Cultural Fishing Regulation

A Garby elder

The Fisheries Management Act 1994 (the Act) aims “to recognise the spiritual, social and customary significance to Aboriginal persons of fisheries resources and to protect, and promote the continuation of Aboriginal cultural fishing.”

Aboriginal cultural fishing is defined in the Act as “fishing activities and practices carried out by Aboriginal persons for the purpose of satisfying their personal, domestic or communal needs, or for educational or ceremonial purposes or other traditional purposes, and which do not have a commercial purpose”.

Section 37 Cultural Fishing Authorities

If access to fisheries resources is needed beyond what the current cultural fishing rules provide for (for events such as for a large cultural gathering or ceremonies), application for an authority (permit) can be made  under section 37 of the Act.

Download the Application for taking fish for Aboriginal Cultural or Ceremonial Use (PDF, 79.66 KB). Forms can also be obtained from any local DPI Fisheries office or by contacting (02) 4424 7400 or (02) 4916 3954. DPI staff are available to help complete this form. Applications should be submitted where possible at least 6 weeks before the event.

Recreational Fishing Licence Fee – exemption

Fishers who are Aboriginal persons are exempt from paying a fishing fee. This provides additional standing promotion  for small scale domestic cultural fishing activities. Removing barriers to accessing the resource is in keeping with recognition under the Act of  the spiritual social and customary significance to Aboriginal people.

Cultural resource use in NSW Marine Parks

The Marine Estate Management Act 2014 provides the legislative framework for the creation of a system of marine protected areas in NSW.

Aboriginal cultural fishing is permitted within marine parks if it:

  • complies with the marine park zoning or
  • is in conjunction with a marine parks permit.

Along with a marine parks permit, a section 37 cultural fishing authority may also be required to support cultural fishing activities if the activities are contrary to current fishing rules and regulations.

Cultural use of fisheries resources is supported in marine parks by DPI’s Aboriginal Engagement and Cultural Use of Fisheries Resources Policy (PDF, 171 KB).

Aboriginal Fishing and Cultural workshops

A number of fishing and cultural workshops for Aboriginal children are undertaken each year as part of a state-wide program run by DPI and supported by funds from the NSW Recreational Fishing Trust.

These workshops are undertaken in partnership with Aboriginal groups/organisations and educators, and are free to participants.

The workshops are fun events which offer Aboriginal children the chance to gain useful fishing skills. The workshops also give opportunities for the parents, grandparents, aunties and uncles to share and impart their cultural knowledge and experiences with the children.

Children receive a fishing rod, reel, hat, tackle box, educational material and a Certificate of Achievement recognising the knowledge and experience they have gained on fishing and Aboriginal culture.

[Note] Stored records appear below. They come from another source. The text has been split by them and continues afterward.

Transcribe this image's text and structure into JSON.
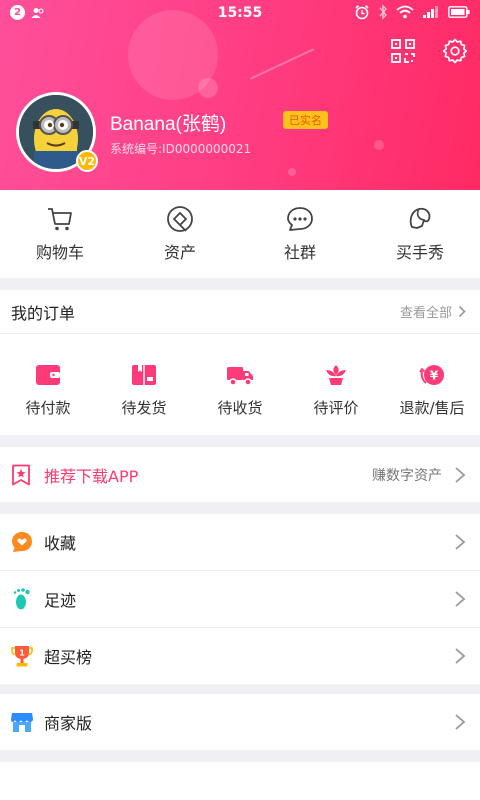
{
  "status_bar": {
    "notification_count": "2",
    "time": "15:55"
  },
  "profile": {
    "name": "Banana(张鹤)",
    "verified_badge": "已实名",
    "system_id": "系统编号:ID0000000021",
    "vip_level": "V2"
  },
  "quick_actions": [
    {
      "label": "购物车",
      "icon": "cart-icon"
    },
    {
      "label": "资产",
      "icon": "assets-icon"
    },
    {
      "label": "社群",
      "icon": "chat-icon"
    },
    {
      "label": "买手秀",
      "icon": "buyer-show-icon"
    }
  ],
  "orders": {
    "title": "我的订单",
    "view_all": "查看全部",
    "items": [
      {
        "label": "待付款",
        "icon": "wallet-icon"
      },
      {
        "label": "待发货",
        "icon": "package-icon"
      },
      {
        "label": "待收货",
        "icon": "truck-icon"
      },
      {
        "label": "待评价",
        "icon": "flower-icon"
      },
      {
        "label": "退款/售后",
        "icon": "refund-icon"
      }
    ]
  },
  "recommend": {
    "label": "推荐下载APP",
    "right_text": "赚数字资产"
  },
  "menu": [
    {
      "label": "收藏",
      "icon": "favorite-icon"
    },
    {
      "label": "足迹",
      "icon": "footprint-icon"
    },
    {
      "label": "超买榜",
      "icon": "trophy-icon"
    },
    {
      "label": "商家版",
      "icon": "store-icon"
    }
  ],
  "colors": {
    "header_start": "#ff4f9a",
    "header_end": "#ff2a64",
    "accent": "#ff3a6e",
    "badge": "#ffc21c"
  }
}
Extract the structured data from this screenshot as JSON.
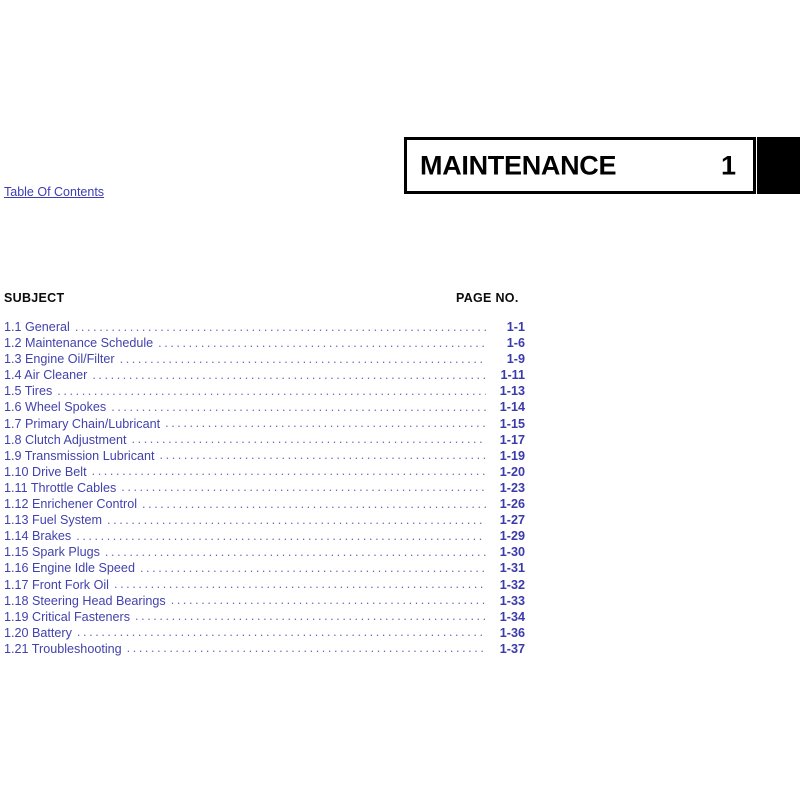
{
  "chapter": {
    "title": "MAINTENANCE",
    "number": "1",
    "tab_color": "#000000"
  },
  "nav": {
    "toc_link_label": "Table Of Contents"
  },
  "columns": {
    "subject_heading": "SUBJECT",
    "page_heading": "PAGE  NO."
  },
  "colors": {
    "link_blue": "#3d3db5",
    "entry_blue": "#4242ad",
    "page_blue": "#3a3aab",
    "leader_blue": "#6868bd",
    "heading_black": "#0b0b0b"
  },
  "toc": {
    "entries": [
      {
        "label": "1.1 General",
        "page": "1-1"
      },
      {
        "label": "1.2 Maintenance Schedule",
        "page": "1-6"
      },
      {
        "label": "1.3 Engine Oil/Filter",
        "page": "1-9"
      },
      {
        "label": "1.4 Air Cleaner",
        "page": "1-11"
      },
      {
        "label": "1.5 Tires",
        "page": "1-13"
      },
      {
        "label": "1.6 Wheel Spokes",
        "page": "1-14"
      },
      {
        "label": "1.7 Primary Chain/Lubricant",
        "page": "1-15"
      },
      {
        "label": "1.8 Clutch Adjustment",
        "page": "1-17"
      },
      {
        "label": "1.9 Transmission Lubricant",
        "page": "1-19"
      },
      {
        "label": "1.10 Drive Belt",
        "page": "1-20"
      },
      {
        "label": "1.11 Throttle Cables",
        "page": "1-23"
      },
      {
        "label": "1.12 Enrichener Control",
        "page": "1-26"
      },
      {
        "label": "1.13 Fuel System",
        "page": "1-27"
      },
      {
        "label": "1.14 Brakes",
        "page": "1-29"
      },
      {
        "label": "1.15 Spark Plugs",
        "page": "1-30"
      },
      {
        "label": "1.16 Engine Idle Speed",
        "page": "1-31"
      },
      {
        "label": "1.17 Front Fork Oil",
        "page": "1-32"
      },
      {
        "label": "1.18 Steering Head Bearings",
        "page": "1-33"
      },
      {
        "label": "1.19 Critical Fasteners",
        "page": "1-34"
      },
      {
        "label": "1.20 Battery",
        "page": "1-36"
      },
      {
        "label": "1.21 Troubleshooting",
        "page": "1-37"
      }
    ]
  }
}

The activities include a guided fishing session and talks on:

  • rules and regulations
  • fishing safety
  • conservation of fish habitats
  • cleaning your catch
  • knot tying
  • line rigging and baiting
  • casting techniques and retrieval of fish
  • Aboriginal culture

Workshops are for school children (minimum age 8). A workshop will generally last no more than 6 hours and the maximum number of participants is 25.

Limited numbers of workshops are available each year.

For more information contact Fisheries Community Relations Manager, George Mannah by email (george.mannah@dpi.nsw.gov.au) or phone 02 8437 4915.